This month and next on his “Feeding 9 Billion” blog, he’s releasing four short animated videos on aspects of food security. Fraser hopes his series will spark discussion and ideas about how to produce enough food for a projected world population of nine billion people by 2050.

This month, he posted videos on biotechnology and food, and sustainable food policies. Up next are shorts on food distribution policies and local food; he’s lined up four more videos for the website in the spring.

The series is aimed at food and policy experts and the general public alike, says Fraser, who holds the Canada Research Chair in Global Food Security. He writes and narrates the videos, which are illustrated by Scott Mooney, a Guelph art grad and full-time illustrator.

Also online is more detailed information about the video topics – including links to news and information about food security issues – and a discussion forum. Besides projected population growth, food demand will be affected by climate change, dwindling water supplies and energy prices, says Fraser.

The project is funded by a grant from the Social Sciences and Humanities Research Council. Fraser works with other researchers and writers on the project, including U of G students.

One is geography master’s student Cayla Albrecht, who grew up on a dairy farm and is interested in agriculture and farming systems. “People are more curious about where their food is coming from,” she says.

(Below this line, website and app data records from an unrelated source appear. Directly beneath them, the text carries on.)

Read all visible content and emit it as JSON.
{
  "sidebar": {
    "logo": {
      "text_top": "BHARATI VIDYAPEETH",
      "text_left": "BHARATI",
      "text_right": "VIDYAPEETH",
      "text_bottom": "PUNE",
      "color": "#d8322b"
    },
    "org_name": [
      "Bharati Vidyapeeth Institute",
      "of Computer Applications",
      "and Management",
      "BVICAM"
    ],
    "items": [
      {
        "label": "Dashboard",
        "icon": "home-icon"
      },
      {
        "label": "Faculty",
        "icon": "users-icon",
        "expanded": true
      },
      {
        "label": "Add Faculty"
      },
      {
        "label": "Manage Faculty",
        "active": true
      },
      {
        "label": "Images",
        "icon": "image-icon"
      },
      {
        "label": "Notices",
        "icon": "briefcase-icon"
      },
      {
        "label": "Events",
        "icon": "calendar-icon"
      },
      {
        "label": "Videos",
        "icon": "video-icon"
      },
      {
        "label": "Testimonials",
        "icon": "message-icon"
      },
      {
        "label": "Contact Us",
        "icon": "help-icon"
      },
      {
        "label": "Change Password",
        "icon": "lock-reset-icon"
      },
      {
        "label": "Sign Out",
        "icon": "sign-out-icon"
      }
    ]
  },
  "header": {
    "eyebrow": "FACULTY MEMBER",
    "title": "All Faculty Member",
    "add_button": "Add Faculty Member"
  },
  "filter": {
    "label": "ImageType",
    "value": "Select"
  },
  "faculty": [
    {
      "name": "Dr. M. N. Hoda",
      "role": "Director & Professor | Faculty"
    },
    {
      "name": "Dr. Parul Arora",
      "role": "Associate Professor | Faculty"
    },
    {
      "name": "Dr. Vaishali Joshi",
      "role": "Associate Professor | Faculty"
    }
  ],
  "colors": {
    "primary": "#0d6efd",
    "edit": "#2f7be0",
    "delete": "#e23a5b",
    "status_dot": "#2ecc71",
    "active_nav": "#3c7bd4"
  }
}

That broad interest is what drives the project, says Fraser. “We need to do a better job of communicating research in non-conventional ways.” That’s why he’s also planning to write a graphic novel with Mooney about the global food system. Fraser’s work is based on science, but he says “this moves us into storytelling.”